==== Supplied data ====
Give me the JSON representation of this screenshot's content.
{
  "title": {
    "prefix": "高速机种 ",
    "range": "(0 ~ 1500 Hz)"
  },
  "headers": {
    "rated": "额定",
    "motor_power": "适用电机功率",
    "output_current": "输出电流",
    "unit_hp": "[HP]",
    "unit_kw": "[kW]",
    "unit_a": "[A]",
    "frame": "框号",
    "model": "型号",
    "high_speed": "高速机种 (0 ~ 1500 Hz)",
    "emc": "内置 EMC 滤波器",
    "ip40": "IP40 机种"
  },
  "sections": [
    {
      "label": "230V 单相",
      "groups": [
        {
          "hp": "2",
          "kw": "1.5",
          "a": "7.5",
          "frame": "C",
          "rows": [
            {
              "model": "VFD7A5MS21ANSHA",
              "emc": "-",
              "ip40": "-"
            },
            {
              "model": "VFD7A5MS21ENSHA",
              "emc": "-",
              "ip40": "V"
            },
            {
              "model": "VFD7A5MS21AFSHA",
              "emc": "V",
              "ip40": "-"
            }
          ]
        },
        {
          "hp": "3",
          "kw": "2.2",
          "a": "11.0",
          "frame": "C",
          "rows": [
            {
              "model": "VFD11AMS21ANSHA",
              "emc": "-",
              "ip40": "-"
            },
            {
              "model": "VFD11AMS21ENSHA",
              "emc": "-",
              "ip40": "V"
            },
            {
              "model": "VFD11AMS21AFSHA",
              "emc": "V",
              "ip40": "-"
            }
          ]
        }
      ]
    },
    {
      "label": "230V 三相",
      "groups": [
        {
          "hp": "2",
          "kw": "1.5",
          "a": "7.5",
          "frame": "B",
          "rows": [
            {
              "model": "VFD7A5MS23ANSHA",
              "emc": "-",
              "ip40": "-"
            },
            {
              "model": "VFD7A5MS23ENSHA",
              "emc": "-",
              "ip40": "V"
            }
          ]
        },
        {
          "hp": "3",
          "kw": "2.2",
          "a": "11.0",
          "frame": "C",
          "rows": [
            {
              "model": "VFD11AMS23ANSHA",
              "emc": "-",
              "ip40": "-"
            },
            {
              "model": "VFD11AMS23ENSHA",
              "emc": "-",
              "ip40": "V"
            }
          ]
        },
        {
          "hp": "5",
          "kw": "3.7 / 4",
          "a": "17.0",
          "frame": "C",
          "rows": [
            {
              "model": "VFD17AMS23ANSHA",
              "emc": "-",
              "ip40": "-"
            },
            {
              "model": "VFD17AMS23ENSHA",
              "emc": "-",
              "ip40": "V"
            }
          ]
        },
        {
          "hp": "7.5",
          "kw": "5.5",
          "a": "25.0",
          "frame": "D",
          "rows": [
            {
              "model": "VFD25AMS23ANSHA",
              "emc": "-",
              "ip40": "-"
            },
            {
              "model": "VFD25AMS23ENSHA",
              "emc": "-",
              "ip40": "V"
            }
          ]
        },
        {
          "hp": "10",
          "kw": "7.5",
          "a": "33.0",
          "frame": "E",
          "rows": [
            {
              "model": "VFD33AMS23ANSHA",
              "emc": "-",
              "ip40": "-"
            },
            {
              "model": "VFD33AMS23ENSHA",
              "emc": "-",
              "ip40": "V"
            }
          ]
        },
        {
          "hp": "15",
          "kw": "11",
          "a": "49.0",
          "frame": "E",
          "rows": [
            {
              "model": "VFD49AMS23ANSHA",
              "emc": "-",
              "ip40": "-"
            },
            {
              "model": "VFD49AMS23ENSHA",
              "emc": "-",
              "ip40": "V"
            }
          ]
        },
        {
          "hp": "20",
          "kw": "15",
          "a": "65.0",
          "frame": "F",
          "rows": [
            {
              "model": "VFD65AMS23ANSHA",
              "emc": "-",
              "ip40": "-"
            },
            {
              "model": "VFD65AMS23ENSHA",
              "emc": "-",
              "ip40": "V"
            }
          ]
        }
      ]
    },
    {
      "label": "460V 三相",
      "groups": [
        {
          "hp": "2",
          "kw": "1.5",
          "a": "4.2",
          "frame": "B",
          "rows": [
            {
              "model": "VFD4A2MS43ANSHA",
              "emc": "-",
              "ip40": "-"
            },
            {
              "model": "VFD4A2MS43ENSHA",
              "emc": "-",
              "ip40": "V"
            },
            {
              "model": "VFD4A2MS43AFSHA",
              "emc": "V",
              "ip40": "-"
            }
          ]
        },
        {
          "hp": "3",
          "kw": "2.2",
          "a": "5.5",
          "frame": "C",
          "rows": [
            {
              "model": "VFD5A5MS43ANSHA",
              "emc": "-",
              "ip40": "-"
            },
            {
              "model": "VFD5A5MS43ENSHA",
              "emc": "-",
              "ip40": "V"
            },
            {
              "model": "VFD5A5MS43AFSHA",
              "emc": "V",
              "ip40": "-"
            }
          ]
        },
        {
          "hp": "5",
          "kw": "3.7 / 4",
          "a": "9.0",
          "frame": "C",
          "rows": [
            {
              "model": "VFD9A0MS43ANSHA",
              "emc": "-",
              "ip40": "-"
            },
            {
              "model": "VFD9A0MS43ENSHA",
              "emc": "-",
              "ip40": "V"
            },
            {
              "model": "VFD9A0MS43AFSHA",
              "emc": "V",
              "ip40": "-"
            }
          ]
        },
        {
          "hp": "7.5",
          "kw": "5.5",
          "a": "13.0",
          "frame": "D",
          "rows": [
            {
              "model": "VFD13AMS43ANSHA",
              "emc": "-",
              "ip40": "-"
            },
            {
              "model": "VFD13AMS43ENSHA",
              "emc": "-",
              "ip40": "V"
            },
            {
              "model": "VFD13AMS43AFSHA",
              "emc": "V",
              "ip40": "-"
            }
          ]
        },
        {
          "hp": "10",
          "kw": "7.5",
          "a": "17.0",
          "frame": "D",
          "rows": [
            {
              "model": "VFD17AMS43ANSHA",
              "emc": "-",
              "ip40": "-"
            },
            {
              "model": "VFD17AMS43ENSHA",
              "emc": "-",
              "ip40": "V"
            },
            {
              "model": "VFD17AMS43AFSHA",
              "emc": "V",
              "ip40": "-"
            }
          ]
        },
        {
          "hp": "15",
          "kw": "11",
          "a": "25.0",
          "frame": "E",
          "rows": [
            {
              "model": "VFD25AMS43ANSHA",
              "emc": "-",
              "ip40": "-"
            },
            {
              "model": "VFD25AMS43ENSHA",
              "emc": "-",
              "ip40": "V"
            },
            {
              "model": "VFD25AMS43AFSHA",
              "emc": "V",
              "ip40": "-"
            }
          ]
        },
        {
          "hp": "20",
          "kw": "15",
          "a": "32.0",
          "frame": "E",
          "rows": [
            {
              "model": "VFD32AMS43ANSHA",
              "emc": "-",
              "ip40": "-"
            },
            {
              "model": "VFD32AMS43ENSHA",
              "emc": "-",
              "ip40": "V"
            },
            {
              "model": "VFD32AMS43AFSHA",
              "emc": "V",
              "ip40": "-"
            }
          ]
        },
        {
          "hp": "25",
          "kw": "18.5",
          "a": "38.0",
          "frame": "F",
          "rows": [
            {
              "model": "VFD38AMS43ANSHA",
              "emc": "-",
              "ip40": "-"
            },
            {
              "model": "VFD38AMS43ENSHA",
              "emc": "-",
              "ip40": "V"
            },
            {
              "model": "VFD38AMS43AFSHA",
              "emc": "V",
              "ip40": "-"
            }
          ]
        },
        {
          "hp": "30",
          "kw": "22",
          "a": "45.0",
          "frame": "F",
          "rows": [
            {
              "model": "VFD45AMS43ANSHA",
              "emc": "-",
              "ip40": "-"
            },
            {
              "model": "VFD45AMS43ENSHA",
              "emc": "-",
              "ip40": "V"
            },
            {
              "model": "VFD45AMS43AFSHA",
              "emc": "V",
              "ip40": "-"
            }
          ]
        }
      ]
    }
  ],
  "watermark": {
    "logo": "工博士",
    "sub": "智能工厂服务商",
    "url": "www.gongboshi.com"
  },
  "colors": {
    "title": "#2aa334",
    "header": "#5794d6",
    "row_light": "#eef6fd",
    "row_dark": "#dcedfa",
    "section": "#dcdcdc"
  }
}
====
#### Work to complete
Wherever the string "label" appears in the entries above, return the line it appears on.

#### Solution for this problem
      "label": "230V 单相",
      "label": "230V 三相",
      "label": "460V 三相",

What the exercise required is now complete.